Your task: Only the lines with "Tropical" in the entries below belong in the answer; please copy them.

Material provided START

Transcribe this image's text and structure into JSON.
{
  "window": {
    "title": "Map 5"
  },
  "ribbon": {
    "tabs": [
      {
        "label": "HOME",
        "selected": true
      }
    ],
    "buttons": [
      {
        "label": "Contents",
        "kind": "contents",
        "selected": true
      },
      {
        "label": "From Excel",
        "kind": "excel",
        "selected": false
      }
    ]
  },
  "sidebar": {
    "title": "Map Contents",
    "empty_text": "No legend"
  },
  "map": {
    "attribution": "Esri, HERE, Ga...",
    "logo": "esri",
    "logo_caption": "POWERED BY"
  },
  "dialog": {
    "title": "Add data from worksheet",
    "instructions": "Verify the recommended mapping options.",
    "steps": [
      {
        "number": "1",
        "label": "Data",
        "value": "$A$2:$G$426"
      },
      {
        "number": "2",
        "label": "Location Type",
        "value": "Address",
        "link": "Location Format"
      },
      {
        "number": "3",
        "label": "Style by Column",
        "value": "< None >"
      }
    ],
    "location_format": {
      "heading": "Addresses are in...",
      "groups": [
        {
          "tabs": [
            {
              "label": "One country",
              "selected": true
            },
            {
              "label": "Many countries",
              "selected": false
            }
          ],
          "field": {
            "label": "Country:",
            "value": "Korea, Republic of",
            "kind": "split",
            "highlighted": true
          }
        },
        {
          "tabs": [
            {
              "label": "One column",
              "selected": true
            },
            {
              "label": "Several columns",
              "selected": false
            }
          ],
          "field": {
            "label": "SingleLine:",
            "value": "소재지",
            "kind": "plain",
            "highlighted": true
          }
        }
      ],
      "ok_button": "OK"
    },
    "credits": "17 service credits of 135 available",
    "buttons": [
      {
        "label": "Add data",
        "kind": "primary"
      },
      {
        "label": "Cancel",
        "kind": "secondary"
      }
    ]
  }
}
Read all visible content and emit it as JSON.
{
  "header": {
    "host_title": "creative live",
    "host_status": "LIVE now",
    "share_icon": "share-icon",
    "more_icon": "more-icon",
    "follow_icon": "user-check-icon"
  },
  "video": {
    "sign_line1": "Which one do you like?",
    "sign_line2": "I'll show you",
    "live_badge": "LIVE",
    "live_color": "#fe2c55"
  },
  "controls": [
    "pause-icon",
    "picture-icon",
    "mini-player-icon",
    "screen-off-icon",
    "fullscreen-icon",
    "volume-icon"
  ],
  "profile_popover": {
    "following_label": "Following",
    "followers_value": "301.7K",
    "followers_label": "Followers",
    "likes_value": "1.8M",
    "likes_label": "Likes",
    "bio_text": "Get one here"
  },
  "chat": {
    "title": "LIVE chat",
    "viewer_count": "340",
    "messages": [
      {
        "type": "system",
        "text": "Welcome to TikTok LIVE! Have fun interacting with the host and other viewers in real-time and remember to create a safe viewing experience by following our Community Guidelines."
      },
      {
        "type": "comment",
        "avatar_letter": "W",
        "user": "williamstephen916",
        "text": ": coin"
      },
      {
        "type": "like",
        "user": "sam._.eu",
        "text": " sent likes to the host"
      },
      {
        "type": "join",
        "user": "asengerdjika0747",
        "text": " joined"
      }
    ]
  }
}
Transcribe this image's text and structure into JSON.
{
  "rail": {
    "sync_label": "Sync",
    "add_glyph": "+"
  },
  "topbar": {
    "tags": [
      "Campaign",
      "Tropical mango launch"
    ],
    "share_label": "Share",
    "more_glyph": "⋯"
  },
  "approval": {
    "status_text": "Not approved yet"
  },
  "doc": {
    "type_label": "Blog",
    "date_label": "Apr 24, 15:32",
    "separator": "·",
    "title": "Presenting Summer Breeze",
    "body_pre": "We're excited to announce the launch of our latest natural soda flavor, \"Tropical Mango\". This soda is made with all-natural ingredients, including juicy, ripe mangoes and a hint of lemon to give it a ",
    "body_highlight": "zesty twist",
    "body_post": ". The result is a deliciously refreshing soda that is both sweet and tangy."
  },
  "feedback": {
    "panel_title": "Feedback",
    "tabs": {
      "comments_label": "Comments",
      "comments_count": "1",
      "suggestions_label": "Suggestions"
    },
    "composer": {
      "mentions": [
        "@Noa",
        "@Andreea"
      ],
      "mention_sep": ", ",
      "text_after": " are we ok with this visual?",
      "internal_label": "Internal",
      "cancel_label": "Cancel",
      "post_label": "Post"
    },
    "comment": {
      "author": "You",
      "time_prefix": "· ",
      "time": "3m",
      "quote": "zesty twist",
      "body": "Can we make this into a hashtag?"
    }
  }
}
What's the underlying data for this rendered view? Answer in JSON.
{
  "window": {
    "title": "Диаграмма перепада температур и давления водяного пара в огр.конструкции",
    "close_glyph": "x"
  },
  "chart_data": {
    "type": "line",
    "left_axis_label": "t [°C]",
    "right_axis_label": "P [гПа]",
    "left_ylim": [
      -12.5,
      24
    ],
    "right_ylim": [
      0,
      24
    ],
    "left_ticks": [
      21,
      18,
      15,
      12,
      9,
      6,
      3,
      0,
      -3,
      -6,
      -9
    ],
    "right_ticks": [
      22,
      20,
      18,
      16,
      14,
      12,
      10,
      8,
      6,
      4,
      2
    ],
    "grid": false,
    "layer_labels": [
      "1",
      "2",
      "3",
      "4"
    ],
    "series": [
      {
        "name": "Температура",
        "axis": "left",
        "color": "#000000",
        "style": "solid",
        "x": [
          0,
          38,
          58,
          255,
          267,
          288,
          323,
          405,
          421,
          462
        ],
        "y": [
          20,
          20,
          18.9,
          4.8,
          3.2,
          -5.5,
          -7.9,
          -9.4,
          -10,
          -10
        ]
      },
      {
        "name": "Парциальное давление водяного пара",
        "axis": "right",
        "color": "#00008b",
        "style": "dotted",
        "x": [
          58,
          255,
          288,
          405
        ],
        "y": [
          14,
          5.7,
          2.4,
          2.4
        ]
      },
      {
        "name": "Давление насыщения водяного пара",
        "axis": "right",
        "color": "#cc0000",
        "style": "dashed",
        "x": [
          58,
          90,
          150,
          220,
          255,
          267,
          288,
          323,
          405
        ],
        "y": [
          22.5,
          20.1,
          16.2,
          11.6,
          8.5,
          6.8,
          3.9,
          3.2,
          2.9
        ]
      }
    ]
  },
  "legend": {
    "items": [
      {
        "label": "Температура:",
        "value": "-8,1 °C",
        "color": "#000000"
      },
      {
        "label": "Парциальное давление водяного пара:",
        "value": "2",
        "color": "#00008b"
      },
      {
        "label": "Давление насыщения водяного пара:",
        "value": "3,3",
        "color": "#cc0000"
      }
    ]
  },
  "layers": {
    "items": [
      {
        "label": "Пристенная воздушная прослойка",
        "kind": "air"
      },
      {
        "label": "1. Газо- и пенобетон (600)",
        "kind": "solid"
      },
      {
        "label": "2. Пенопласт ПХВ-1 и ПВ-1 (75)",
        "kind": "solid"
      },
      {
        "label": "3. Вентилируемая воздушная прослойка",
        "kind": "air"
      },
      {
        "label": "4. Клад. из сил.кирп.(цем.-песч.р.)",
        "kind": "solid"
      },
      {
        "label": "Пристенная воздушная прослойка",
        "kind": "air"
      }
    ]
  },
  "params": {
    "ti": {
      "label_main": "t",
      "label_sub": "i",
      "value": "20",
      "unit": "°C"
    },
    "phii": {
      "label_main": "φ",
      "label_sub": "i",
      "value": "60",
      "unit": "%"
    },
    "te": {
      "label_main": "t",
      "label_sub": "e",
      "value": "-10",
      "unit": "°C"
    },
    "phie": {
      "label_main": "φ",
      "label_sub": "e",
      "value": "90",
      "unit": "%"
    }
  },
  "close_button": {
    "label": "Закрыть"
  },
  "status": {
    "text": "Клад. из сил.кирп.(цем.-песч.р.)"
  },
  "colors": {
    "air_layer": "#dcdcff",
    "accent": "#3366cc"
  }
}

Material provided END

Answer to this problem:
      "Tropical mango launch"
    "body_pre": "We're excited to announce the launch of our latest natural soda flavor, \"Tropical Mango\". This soda is made with all-natural ingredients, including juicy, ripe mangoes and a hint of lemon to give it a ",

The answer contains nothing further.